- [Exercise requirements]
Exclude images and print all the records verbatim.
═══ Information given
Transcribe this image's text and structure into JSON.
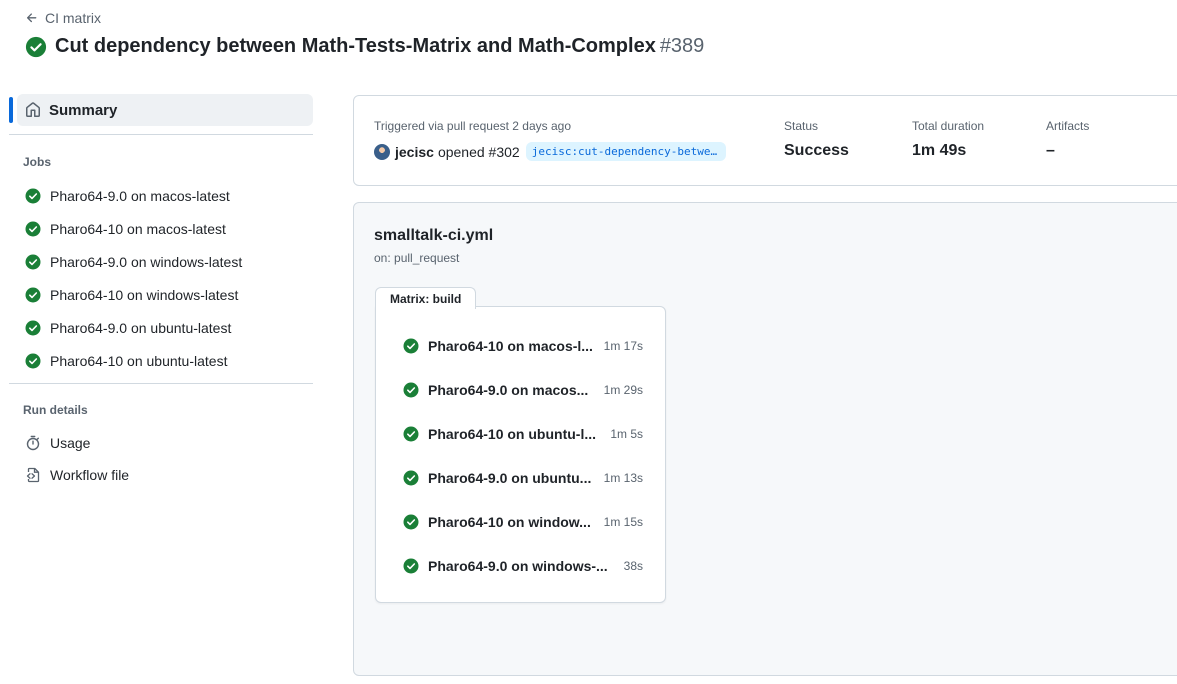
{
  "breadcrumb": {
    "label": "CI matrix"
  },
  "header": {
    "title": "Cut dependency between Math-Tests-Matrix and Math-Complex",
    "run_number": "#389"
  },
  "sidebar": {
    "summary_label": "Summary",
    "jobs_title": "Jobs",
    "jobs": [
      {
        "label": "Pharo64-9.0 on macos-latest"
      },
      {
        "label": "Pharo64-10 on macos-latest"
      },
      {
        "label": "Pharo64-9.0 on windows-latest"
      },
      {
        "label": "Pharo64-10 on windows-latest"
      },
      {
        "label": "Pharo64-9.0 on ubuntu-latest"
      },
      {
        "label": "Pharo64-10 on ubuntu-latest"
      }
    ],
    "run_details_title": "Run details",
    "run_details": [
      {
        "label": "Usage",
        "icon": "stopwatch-icon"
      },
      {
        "label": "Workflow file",
        "icon": "file-code-icon"
      }
    ]
  },
  "summary": {
    "trigger_text": "Triggered via pull request 2 days ago",
    "actor": "jecisc",
    "action": "opened #302",
    "branch": "jecisc:cut-dependency-between-Math-Tests-Matrix-and-Math-Complex",
    "status_label": "Status",
    "status_value": "Success",
    "duration_label": "Total duration",
    "duration_value": "1m 49s",
    "artifacts_label": "Artifacts",
    "artifacts_value": "–"
  },
  "workflow": {
    "name": "smalltalk-ci.yml",
    "trigger": "on: pull_request",
    "matrix_title": "Matrix: build",
    "matrix_jobs": [
      {
        "name": "Pharo64-10 on macos-latest",
        "display": "Pharo64-10 on macos-l...",
        "duration": "1m 17s"
      },
      {
        "name": "Pharo64-9.0 on macos-latest",
        "display": "Pharo64-9.0 on macos...",
        "duration": "1m 29s"
      },
      {
        "name": "Pharo64-10 on ubuntu-latest",
        "display": "Pharo64-10 on ubuntu-l...",
        "duration": "1m 5s"
      },
      {
        "name": "Pharo64-9.0 on ubuntu-latest",
        "display": "Pharo64-9.0 on ubuntu...",
        "duration": "1m 13s"
      },
      {
        "name": "Pharo64-10 on windows-latest",
        "display": "Pharo64-10 on window...",
        "duration": "1m 15s"
      },
      {
        "name": "Pharo64-9.0 on windows-latest",
        "display": "Pharo64-9.0 on windows-...",
        "duration": "38s"
      }
    ]
  },
  "colors": {
    "success": "#1a7f37",
    "accent": "#0969da",
    "muted": "#59636e",
    "border": "#d1d9e0"
  }
}
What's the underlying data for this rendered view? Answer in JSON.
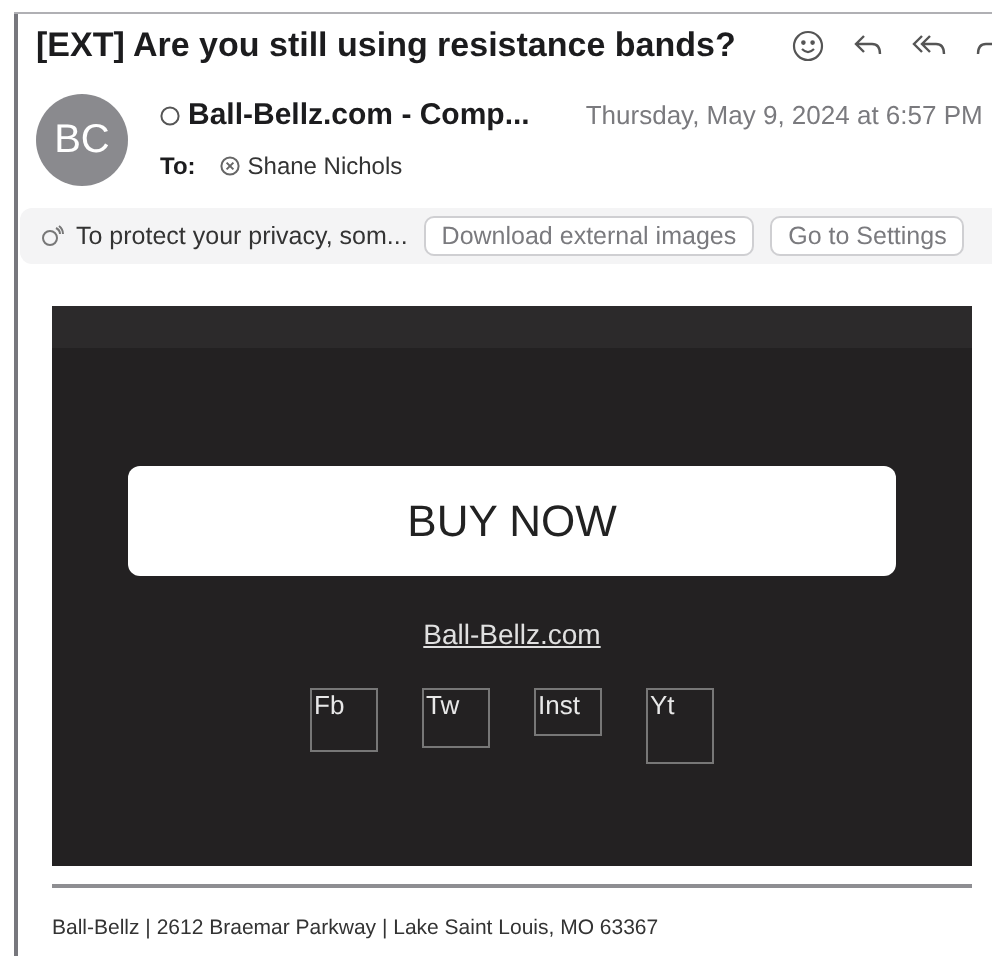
{
  "subject": "[EXT]  Are you still using resistance bands?",
  "sender": {
    "initials": "BC",
    "name": "Ball-Bellz.com - Comp...",
    "date": "Thursday, May 9, 2024 at 6:57 PM",
    "to_label": "To:",
    "recipient": "Shane Nichols"
  },
  "privacy_banner": {
    "text": "To protect your privacy, som...",
    "buttons": [
      "Download external images",
      "Go to Settings"
    ]
  },
  "email_body": {
    "buy_button": "BUY NOW",
    "link": "Ball-Bellz.com",
    "social_images": [
      "Fb",
      "Tw",
      "Inst",
      "Yt"
    ]
  },
  "footer": "Ball-Bellz | 2612 Braemar Parkway | Lake Saint Louis, MO 63367"
}
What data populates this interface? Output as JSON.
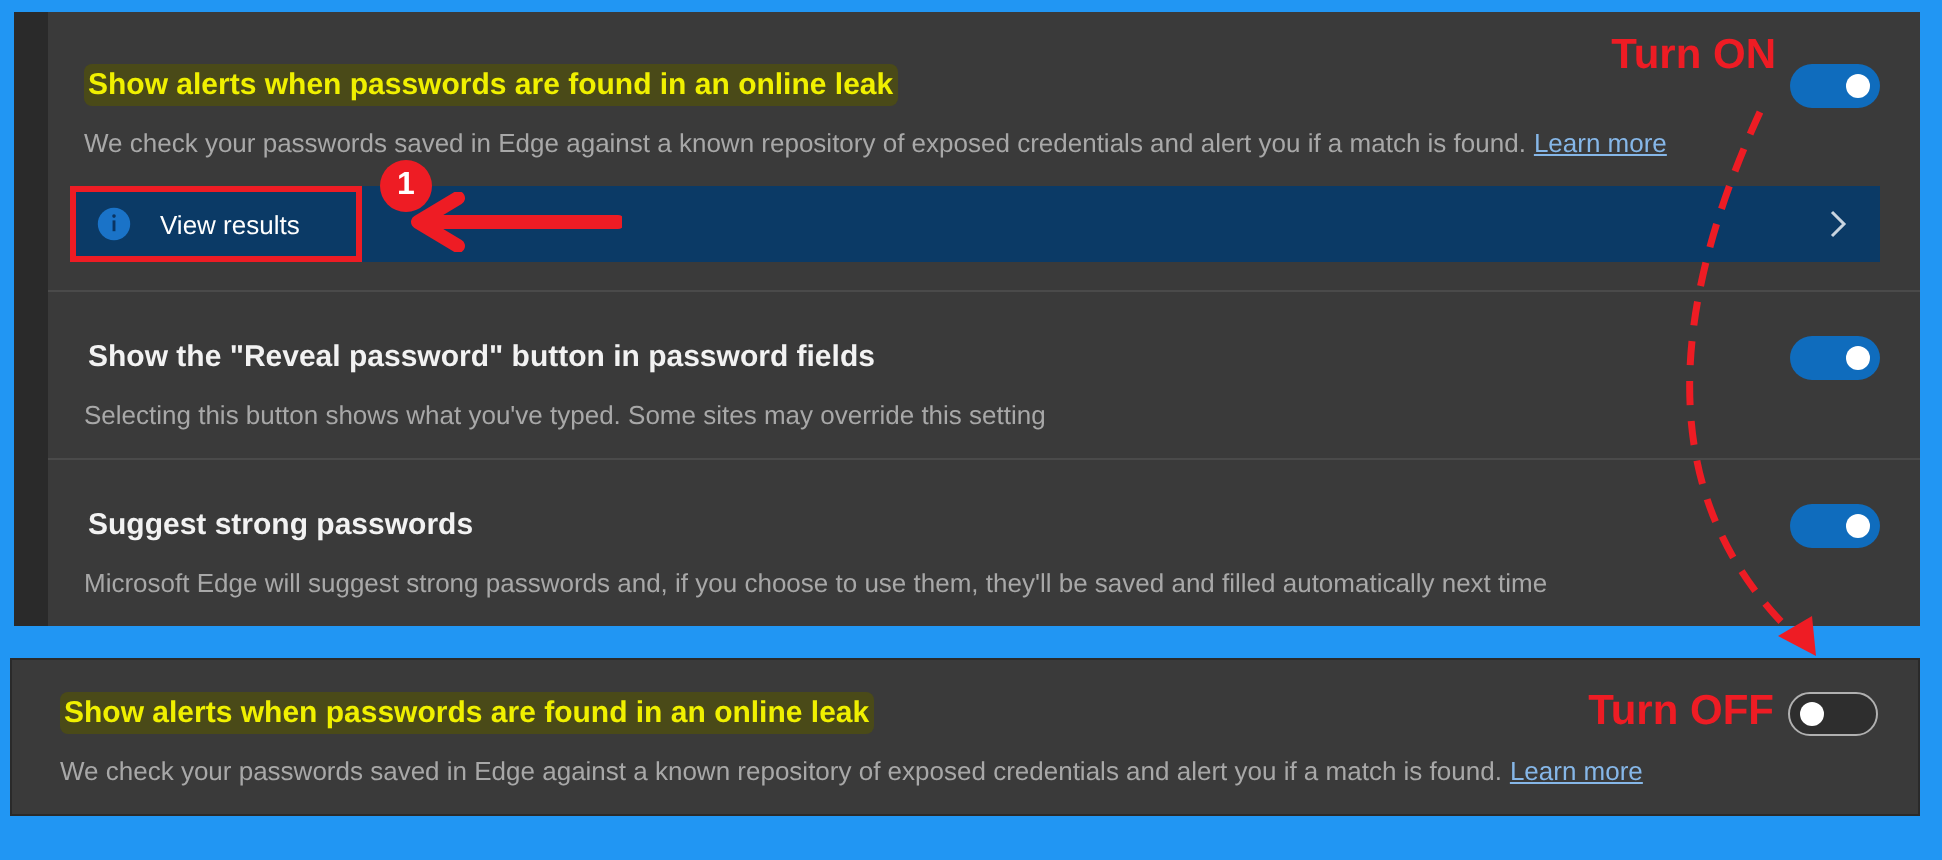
{
  "panels": [
    {
      "settings": [
        {
          "title": "Show alerts when passwords are found in an online leak",
          "highlighted": true,
          "description": "We check your passwords saved in Edge against a known repository of exposed credentials and alert you if a match is found.",
          "link": "Learn more",
          "on": true,
          "annotation": "Turn ON",
          "action": {
            "label": "View results",
            "marker": "1"
          }
        },
        {
          "title": "Show the \"Reveal password\" button in password fields",
          "highlighted": false,
          "description": "Selecting this button shows what you've typed. Some sites may override this setting",
          "on": true
        },
        {
          "title": "Suggest strong passwords",
          "highlighted": false,
          "description": "Microsoft Edge will suggest strong passwords and, if you choose to use them, they'll be saved and filled automatically next time",
          "on": true
        }
      ]
    },
    {
      "settings": [
        {
          "title": "Show alerts when passwords are found in an online leak",
          "highlighted": true,
          "description": "We check your passwords saved in Edge against a known repository of exposed credentials and alert you if a match is found.",
          "link": "Learn more",
          "on": false,
          "annotation": "Turn OFF"
        }
      ]
    }
  ]
}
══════
- [Solved exercise]
Transcribe this image's text and structure into JSON.
{
  "breadcrumb": {
    "label": "CI matrix"
  },
  "header": {
    "title": "Cut dependency between Math-Tests-Matrix and Math-Complex",
    "run_number": "#389"
  },
  "sidebar": {
    "summary_label": "Summary",
    "jobs_title": "Jobs",
    "jobs": [
      {
        "label": "Pharo64-9.0 on macos-latest"
      },
      {
        "label": "Pharo64-10 on macos-latest"
      },
      {
        "label": "Pharo64-9.0 on windows-latest"
      },
      {
        "label": "Pharo64-10 on windows-latest"
      },
      {
        "label": "Pharo64-9.0 on ubuntu-latest"
      },
      {
        "label": "Pharo64-10 on ubuntu-latest"
      }
    ],
    "run_details_title": "Run details",
    "run_details": [
      {
        "label": "Usage",
        "icon": "stopwatch-icon"
      },
      {
        "label": "Workflow file",
        "icon": "file-code-icon"
      }
    ]
  },
  "summary": {
    "trigger_text": "Triggered via pull request 2 days ago",
    "actor": "jecisc",
    "action": "opened #302",
    "branch": "jecisc:cut-dependency-between-Math-Tests-Matrix-and-Math-Complex",
    "status_label": "Status",
    "status_value": "Success",
    "duration_label": "Total duration",
    "duration_value": "1m 49s",
    "artifacts_label": "Artifacts",
    "artifacts_value": "–"
  },
  "workflow": {
    "name": "smalltalk-ci.yml",
    "trigger": "on: pull_request",
    "matrix_title": "Matrix: build",
    "matrix_jobs": [
      {
        "name": "Pharo64-10 on macos-latest",
        "display": "Pharo64-10 on macos-l...",
        "duration": "1m 17s"
      },
      {
        "name": "Pharo64-9.0 on macos-latest",
        "display": "Pharo64-9.0 on macos...",
        "duration": "1m 29s"
      },
      {
        "name": "Pharo64-10 on ubuntu-latest",
        "display": "Pharo64-10 on ubuntu-l...",
        "duration": "1m 5s"
      },
      {
        "name": "Pharo64-9.0 on ubuntu-latest",
        "display": "Pharo64-9.0 on ubuntu...",
        "duration": "1m 13s"
      },
      {
        "name": "Pharo64-10 on windows-latest",
        "display": "Pharo64-10 on window...",
        "duration": "1m 15s"
      },
      {
        "name": "Pharo64-9.0 on windows-latest",
        "display": "Pharo64-9.0 on windows-...",
        "duration": "38s"
      }
    ]
  },
  "colors": {
    "success": "#1a7f37",
    "accent": "#0969da",
    "muted": "#59636e",
    "border": "#d1d9e0"
  }
}
What's the underlying data for this rendered view? Answer in JSON.
{
  "subject": "[EXT]  Are you still using resistance bands?",
  "sender": {
    "initials": "BC",
    "name": "Ball-Bellz.com - Comp...",
    "date": "Thursday, May 9, 2024 at 6:57 PM",
    "to_label": "To:",
    "recipient": "Shane Nichols"
  },
  "privacy_banner": {
    "text": "To protect your privacy, som...",
    "buttons": [
      "Download external images",
      "Go to Settings"
    ]
  },
  "email_body": {
    "buy_button": "BUY NOW",
    "link": "Ball-Bellz.com",
    "social_images": [
      "Fb",
      "Tw",
      "Inst",
      "Yt"
    ]
  },
  "footer": "Ball-Bellz | 2612 Braemar Parkway | Lake Saint Louis, MO 63367"
}
What data populates this interface? Output as JSON.
{
  "panels": [
    {
      "settings": [
        {
          "title": "Show alerts when passwords are found in an online leak",
          "highlighted": true,
          "description": "We check your passwords saved in Edge against a known repository of exposed credentials and alert you if a match is found.",
          "link": "Learn more",
          "on": true,
          "annotation": "Turn ON",
          "action": {
            "label": "View results",
            "marker": "1"
          }
        },
        {
          "title": "Show the \"Reveal password\" button in password fields",
          "highlighted": false,
          "description": "Selecting this button shows what you've typed. Some sites may override this setting",
          "on": true
        },
        {
          "title": "Suggest strong passwords",
          "highlighted": false,
          "description": "Microsoft Edge will suggest strong passwords and, if you choose to use them, they'll be saved and filled automatically next time",
          "on": true
        }
      ]
    },
    {
      "settings": [
        {
          "title": "Show alerts when passwords are found in an online leak",
          "highlighted": true,
          "description": "We check your passwords saved in Edge against a known repository of exposed credentials and alert you if a match is found.",
          "link": "Learn more",
          "on": false,
          "annotation": "Turn OFF"
        }
      ]
    }
  ]
}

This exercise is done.